— What needs to be done —
Go through the records, and copy each line in which the string "khoá" is present.

— Source records —
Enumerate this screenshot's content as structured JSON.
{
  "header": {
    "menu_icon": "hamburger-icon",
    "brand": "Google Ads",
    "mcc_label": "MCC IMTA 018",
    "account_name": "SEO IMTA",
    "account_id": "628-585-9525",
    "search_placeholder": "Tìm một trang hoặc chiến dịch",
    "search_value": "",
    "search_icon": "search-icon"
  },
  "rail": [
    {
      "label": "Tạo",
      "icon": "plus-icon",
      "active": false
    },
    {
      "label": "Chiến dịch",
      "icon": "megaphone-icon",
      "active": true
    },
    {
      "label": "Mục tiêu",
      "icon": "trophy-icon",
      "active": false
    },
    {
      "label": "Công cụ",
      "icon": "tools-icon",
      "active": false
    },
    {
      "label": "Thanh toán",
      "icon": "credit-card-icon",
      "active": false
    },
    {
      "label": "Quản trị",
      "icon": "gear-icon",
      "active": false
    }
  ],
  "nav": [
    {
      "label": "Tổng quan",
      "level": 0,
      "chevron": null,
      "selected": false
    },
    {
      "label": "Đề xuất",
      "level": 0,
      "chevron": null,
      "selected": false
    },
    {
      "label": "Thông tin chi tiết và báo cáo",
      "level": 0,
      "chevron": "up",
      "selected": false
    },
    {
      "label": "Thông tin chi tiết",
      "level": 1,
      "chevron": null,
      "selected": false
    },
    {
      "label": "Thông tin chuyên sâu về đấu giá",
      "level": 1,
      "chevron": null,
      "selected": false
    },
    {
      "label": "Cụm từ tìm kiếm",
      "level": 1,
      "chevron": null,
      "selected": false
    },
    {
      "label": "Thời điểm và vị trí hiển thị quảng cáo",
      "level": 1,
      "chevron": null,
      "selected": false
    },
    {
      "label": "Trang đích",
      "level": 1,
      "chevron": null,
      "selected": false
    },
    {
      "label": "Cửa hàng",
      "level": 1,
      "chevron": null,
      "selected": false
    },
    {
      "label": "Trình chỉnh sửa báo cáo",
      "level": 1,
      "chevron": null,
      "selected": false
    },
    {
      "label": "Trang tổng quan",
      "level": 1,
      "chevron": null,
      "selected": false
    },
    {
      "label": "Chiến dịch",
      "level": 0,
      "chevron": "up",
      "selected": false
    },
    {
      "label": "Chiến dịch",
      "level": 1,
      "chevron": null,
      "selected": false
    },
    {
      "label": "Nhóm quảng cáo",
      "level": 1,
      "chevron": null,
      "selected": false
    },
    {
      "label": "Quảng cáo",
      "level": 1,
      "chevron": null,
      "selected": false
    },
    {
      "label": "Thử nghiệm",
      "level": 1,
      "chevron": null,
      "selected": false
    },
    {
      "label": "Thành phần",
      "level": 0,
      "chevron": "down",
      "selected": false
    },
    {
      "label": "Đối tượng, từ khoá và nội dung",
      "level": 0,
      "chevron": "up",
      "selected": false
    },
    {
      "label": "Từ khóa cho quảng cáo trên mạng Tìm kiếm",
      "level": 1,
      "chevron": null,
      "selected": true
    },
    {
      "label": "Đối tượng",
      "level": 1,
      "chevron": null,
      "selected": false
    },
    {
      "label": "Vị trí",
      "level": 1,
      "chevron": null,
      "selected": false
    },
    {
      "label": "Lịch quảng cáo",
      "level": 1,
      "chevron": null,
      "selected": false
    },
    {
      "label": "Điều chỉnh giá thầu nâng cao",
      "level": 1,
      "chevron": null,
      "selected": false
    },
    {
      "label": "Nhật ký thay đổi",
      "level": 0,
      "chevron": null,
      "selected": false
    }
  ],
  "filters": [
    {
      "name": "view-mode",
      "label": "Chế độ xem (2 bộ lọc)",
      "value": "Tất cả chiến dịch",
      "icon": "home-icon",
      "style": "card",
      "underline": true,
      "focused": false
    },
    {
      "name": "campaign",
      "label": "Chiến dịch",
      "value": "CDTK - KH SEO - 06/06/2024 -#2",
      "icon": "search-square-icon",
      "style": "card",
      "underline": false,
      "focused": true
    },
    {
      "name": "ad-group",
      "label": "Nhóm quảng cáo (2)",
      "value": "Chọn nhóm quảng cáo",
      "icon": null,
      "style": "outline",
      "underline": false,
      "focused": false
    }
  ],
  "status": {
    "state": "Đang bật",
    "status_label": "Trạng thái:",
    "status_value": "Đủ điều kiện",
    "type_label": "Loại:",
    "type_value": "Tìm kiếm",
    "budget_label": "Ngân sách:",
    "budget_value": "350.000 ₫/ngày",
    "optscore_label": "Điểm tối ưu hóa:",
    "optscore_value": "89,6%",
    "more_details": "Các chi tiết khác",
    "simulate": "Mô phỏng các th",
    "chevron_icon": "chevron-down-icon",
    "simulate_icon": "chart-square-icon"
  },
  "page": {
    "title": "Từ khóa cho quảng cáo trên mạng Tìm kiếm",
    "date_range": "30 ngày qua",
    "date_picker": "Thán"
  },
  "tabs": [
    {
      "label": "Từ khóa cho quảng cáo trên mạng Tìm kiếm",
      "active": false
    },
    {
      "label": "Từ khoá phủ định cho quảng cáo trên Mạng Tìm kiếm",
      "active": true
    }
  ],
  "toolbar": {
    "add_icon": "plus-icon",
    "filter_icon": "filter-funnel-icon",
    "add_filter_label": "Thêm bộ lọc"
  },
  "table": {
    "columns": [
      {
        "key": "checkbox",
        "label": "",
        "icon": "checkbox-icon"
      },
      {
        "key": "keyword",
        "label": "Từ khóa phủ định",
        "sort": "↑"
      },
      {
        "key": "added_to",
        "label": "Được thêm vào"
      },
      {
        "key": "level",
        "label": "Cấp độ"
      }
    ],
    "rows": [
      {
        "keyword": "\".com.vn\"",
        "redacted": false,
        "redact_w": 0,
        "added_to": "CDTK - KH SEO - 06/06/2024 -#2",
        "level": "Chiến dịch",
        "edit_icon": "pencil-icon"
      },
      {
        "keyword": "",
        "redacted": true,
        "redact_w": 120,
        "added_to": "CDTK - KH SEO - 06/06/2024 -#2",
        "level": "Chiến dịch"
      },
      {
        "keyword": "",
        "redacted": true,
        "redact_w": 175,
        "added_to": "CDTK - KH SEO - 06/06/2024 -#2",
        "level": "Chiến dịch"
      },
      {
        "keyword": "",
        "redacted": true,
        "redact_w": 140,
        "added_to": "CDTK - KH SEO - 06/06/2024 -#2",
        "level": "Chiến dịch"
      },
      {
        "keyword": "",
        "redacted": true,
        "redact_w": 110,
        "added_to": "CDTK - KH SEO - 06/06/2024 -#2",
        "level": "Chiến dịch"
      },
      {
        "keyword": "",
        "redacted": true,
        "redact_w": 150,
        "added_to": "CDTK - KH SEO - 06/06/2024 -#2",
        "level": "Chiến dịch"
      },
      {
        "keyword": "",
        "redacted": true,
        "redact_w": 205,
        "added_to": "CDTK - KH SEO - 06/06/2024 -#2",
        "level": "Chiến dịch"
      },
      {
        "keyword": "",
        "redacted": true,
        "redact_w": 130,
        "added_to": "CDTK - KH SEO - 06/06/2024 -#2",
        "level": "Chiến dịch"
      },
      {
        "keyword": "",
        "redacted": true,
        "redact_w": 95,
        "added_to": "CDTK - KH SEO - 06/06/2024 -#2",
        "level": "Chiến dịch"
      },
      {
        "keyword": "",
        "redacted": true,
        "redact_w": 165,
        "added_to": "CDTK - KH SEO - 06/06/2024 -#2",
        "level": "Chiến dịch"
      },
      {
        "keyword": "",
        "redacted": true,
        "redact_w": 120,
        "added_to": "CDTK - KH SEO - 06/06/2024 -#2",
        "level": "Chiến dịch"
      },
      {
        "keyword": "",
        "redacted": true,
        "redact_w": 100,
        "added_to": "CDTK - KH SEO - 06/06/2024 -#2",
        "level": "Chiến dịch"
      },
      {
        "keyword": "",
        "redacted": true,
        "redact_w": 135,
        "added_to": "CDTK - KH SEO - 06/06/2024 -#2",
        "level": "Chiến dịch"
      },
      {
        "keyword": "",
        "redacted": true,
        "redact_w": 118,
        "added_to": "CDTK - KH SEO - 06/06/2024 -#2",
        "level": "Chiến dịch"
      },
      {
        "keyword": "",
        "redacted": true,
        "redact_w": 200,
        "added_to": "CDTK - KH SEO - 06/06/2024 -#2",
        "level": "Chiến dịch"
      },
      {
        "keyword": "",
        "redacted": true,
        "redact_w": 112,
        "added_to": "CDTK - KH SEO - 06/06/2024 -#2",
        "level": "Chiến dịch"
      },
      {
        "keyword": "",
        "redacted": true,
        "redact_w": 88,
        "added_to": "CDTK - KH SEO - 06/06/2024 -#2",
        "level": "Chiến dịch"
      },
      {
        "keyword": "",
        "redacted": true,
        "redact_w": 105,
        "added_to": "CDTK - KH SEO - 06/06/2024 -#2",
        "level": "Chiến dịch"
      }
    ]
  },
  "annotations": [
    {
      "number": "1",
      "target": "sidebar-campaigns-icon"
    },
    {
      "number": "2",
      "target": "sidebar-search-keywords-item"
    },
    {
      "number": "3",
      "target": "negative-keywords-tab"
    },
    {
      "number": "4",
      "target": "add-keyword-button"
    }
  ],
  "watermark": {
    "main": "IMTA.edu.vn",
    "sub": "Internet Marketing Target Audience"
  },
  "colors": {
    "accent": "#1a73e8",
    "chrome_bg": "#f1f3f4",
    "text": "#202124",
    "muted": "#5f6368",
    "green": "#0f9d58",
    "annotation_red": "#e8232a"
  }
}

— Task answer —
      "label": "Đối tượng, từ khoá và nội dung",
      "label": "Từ khoá phủ định cho quảng cáo trên Mạng Tìm kiếm",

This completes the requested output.